Monday, May 24, 2010

More certified questions. This time the questions are being certified to the Connecticut Supreme Court. The case, Arrowood Indemnity Co. v. King, involves an insurance company's disclaimer of liability purportedly because the accident at issue did not occur in an "insured location." The questions are:

1. With respect to a claim for negligent entrustment under a liability policy that excludes coverage for "[a]rising out of . . . [t]he entrustment by an insured" "to any person""of a motor vehicle" other than "[a] motorized land conveyance designed for recreational use off public roads, not subject to motor vehicle registration and . . . [o]wned by an insured and on an insured location," is the insured location
(a) the place where the entrustment of the vehicle took place; or
(b) the place where the vehicle is garaged; or
(c) the place where the accident occurred?

2. In the absence of a policy definition of "premises," should a private road located within a residential development owned by insured's homeowners association be considered "premises used . . . in connection with a [residence] premises" under the terms of a homeowner's insurance policy if the portion of the road where the liability arose is not regularly used by the insured, although other portions of the road are so used?

3. Under Connecticut law, where a liability insurance policy requires an insured to give notice of a covered claim "as soon as practical," do social interactions between the insured and the claimant making no reference to an accident claim justify a delay in giving notice of a potential claim to the insured?

The decision in which the Court certified these questions can be found here.
Certified questions.

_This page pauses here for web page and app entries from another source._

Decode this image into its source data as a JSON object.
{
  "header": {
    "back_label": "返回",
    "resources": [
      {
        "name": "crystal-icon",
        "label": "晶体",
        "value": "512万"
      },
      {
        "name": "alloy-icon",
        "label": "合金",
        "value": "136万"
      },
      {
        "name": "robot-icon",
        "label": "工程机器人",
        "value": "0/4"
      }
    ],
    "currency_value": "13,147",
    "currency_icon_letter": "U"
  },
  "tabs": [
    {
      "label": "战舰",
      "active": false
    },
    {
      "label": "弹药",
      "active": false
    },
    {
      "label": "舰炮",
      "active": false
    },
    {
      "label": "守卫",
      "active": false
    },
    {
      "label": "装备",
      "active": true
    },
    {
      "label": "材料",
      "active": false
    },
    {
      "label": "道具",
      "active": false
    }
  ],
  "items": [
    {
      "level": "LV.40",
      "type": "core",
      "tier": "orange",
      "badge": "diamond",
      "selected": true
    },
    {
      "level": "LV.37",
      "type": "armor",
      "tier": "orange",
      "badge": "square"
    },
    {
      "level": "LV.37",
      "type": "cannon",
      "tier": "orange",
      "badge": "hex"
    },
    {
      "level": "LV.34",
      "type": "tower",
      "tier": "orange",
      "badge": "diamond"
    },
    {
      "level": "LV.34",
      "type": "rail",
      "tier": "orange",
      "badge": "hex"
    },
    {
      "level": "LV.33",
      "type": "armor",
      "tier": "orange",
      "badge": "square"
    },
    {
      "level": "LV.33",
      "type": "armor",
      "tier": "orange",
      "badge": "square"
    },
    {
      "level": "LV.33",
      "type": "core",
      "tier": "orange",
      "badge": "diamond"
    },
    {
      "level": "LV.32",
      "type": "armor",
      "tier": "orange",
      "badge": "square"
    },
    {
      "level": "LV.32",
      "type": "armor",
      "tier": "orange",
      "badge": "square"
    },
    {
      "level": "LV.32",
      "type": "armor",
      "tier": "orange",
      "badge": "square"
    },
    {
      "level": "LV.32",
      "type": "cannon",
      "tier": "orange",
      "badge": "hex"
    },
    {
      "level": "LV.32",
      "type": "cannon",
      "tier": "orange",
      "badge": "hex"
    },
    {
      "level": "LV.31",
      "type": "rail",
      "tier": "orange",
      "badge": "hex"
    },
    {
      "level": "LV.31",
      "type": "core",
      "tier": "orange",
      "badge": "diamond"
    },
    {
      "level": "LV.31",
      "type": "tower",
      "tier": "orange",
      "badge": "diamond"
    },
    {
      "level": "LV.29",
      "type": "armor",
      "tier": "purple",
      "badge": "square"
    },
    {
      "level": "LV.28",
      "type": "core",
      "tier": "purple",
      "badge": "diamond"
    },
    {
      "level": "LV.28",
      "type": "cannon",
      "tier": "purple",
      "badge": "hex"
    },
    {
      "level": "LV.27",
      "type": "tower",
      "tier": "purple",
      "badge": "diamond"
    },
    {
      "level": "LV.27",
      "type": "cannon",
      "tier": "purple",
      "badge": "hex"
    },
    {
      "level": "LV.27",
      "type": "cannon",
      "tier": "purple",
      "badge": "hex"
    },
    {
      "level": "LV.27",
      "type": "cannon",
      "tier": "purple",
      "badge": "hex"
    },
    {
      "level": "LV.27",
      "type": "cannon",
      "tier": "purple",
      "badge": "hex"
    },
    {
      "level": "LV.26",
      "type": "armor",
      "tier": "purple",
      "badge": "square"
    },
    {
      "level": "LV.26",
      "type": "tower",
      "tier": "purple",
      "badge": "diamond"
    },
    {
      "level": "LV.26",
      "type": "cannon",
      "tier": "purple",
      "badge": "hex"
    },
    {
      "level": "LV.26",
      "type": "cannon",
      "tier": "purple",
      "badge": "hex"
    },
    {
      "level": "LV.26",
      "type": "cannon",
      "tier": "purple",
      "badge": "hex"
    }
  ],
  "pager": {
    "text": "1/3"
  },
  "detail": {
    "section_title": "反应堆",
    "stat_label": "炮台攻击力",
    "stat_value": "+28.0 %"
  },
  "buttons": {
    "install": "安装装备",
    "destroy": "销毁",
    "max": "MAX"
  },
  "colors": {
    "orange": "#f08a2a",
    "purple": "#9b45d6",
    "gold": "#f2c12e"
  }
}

This time the questions are certified to the Vermont Supreme Court. The case, Hunt Construction Group, Inc. v. Brennan Beer Gorman/Architects, P.C., involves a dispute between a general contractor and design professionals. The District Court dismissed the action, holding that the action was barred by the Vermont economic loss doctrine. The question certified by the Second Circuit are:

1. Does the economic loss doctrine bar a contractor from seeking purely economic damages against design professionals who allegedly provided negligent professional services in violation of the designed professionals' contractual obligations with a mutual counterparty?

2. Does the economic loss doctrine apply to claims of negligent misrepresentation?
Federal rate. The Second Circuit has held that the federal rate of post-judgment interest rather than the New York rate should be applied in a diversity case where the contract at issue contains a choice-of-law provision providing that New York law applies. The Court held that the choice-of-law provision was insufficient to establish that the parties intended that the federal rate would not apply. The decision in FCS Advisors, Inc. v. Fair Finance Co. can be found here.